A patient's coughing fit was triggered as he entered the Cumberland Hospital via a doorway where people were smoking. Taking half an hour to recover, he considered that smokers should not be in the doorway, which is not an unreasonable point of view.
The only reason people are there is that they have been denied the comfort of a smoking area to sit down in. For some reason this is considered to be in everybody's best interests, including those patients who 'have' to exit the building for a smoke. Public outrage is expressed if anyone who dares to smoke when hospitalised continues to benefit from NHS care.
How simple can this get? The business of whether anyone smokes when s/he is ill is taken by the patient either alone or in consultation with his/her physician. It is not a hospital management decision. The decision of whether someone visiting hospital to visit a patient smokes is not even a clinical decision. Nor is the issue whether staff smoke. This is the only thing that approaches being a management decision, but a blanket ban on smoking during working hours seems to me peculiarly unwise.
It is absolutely none of the business of the general public.
The way to resolve the problem of smoking in doorways is to provide at the very least a comfortable and robust shelter at the front of the hospital where it is easily reached by everyone including outpatients with mobility problems, and that provides a preferable solution to standing in a cold doorway. Seating and shelter would help. Coffee facilities in a proper room with comfortable seating would be even better. Nobody who is attending a relative they are anxious about wants to be stuck behind the hospital where they cannot be reached. Nobody in a wheelchair or on crutches will want to trail to the back of the hospital either. If you don't want smokers to be seen at the hospital by the world at large, give them a room that they will want to use. Just how difficult is that?

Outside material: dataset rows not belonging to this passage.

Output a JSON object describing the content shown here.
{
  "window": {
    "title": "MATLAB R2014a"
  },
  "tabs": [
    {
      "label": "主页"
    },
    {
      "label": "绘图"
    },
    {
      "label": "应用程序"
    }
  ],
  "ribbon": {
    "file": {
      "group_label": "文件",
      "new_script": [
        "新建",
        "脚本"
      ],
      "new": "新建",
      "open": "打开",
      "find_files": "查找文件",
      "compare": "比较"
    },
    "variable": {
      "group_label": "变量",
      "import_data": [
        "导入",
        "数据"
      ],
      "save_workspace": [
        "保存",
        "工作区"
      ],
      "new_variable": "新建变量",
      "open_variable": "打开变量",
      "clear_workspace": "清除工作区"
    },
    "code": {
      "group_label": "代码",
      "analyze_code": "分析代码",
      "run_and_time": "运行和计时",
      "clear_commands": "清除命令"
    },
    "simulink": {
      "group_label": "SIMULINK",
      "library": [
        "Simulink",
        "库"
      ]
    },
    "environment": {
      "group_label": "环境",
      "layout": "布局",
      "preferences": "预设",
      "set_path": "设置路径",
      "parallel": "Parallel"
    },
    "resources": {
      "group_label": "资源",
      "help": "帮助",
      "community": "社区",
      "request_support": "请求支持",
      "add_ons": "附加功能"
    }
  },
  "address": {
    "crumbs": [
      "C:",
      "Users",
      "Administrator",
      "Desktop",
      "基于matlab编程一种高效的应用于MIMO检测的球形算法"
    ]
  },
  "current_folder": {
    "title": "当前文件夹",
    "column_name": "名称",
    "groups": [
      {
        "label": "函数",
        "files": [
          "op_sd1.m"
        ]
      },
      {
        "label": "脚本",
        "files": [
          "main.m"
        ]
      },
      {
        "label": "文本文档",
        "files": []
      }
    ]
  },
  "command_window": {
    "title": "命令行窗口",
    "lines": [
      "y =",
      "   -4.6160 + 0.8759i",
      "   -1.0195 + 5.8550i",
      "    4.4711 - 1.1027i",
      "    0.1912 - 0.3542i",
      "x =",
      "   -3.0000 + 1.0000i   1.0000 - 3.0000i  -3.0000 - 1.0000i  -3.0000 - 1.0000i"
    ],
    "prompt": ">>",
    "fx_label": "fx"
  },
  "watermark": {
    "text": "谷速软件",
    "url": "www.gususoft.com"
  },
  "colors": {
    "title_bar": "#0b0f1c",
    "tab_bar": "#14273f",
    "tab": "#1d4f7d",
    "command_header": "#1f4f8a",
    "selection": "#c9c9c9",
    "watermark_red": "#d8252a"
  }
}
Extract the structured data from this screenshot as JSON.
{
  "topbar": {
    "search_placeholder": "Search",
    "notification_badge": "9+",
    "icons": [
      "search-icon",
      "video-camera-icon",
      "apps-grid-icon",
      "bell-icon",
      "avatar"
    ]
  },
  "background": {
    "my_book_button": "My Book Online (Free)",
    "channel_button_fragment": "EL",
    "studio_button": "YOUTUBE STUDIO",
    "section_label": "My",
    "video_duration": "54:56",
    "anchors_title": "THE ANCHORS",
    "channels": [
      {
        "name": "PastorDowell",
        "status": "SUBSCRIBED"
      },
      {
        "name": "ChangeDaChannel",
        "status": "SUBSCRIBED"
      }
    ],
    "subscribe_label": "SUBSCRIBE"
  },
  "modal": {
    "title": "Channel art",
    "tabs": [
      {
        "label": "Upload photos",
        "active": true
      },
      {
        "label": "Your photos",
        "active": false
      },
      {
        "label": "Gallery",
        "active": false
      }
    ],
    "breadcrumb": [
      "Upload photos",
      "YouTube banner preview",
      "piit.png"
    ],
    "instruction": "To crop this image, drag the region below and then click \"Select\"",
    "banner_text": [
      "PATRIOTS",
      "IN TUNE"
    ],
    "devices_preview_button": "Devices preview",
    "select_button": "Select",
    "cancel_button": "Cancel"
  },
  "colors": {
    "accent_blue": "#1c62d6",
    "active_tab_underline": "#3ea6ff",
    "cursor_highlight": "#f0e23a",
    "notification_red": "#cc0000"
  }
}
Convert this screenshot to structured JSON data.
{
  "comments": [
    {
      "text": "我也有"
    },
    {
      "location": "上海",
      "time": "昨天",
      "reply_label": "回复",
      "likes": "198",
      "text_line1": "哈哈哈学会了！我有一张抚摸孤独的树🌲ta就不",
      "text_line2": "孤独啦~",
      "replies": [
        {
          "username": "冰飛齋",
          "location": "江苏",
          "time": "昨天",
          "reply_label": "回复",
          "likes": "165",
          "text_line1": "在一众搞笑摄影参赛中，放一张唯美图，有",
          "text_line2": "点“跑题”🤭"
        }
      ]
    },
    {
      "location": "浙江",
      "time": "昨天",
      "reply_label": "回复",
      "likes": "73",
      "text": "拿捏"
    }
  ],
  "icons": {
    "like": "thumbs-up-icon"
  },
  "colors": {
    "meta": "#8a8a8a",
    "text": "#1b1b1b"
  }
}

This is how to use 'nudge' properly. Give people a better alternative and they will choose it over an option that inconveniences everybody – or at least most of them will.
Here is some sense from a Czech legal expert.
It is often said that history repeats itself, but only rarely are we invited to look at the preponderant role of dogmatic ideologues in this recurring phenomenon. As always, they insist that the state should re-educate their fellow citizens by imposing their vision of what is “good,” and this is the case with anti-smoking activists, who are now leading the charge of the partisans of “progress.” Over the last few years, they have successfully campaigned for the introduction of increasingly severe anti-smoking legislation in most European countries, and in so doing, they have taken advantage of a widespread phenomenon in Western civilisation: the drift towards a nanny state and the growth of a culture that is hostile to even the slightest risk.
Experience has shown that social engineering projects that aim to curtail fundamental freedoms often have unexpected results and in most cases prove to be unqualified failures. This is the future that I foresee for the very strict repressive measures that the EU may be about to impose on smokers, who represent more than a third of the population of Europe’s member states. A few years from now, this kind of legislation could make smoking a symbol — and not just for smokers — of resistance to intrusive and paternalist public authorities and the relentless appetite for regulation in the EU, which is an increasing source of exasperation for a growing number of its citizens.This observer sees any public health goals of the war on tobacco backfiring, reversing all the good that was done by tolerance.
Meanwhile the Third Estate has picked up the story of the ban throughout the buildings and grounds at The State Hospital at Carstairs: Scotland's secure hospital. Reuben points out that inmates/patients at Carstairs should have the dignity of choosing, just like the rest of us are meant to have.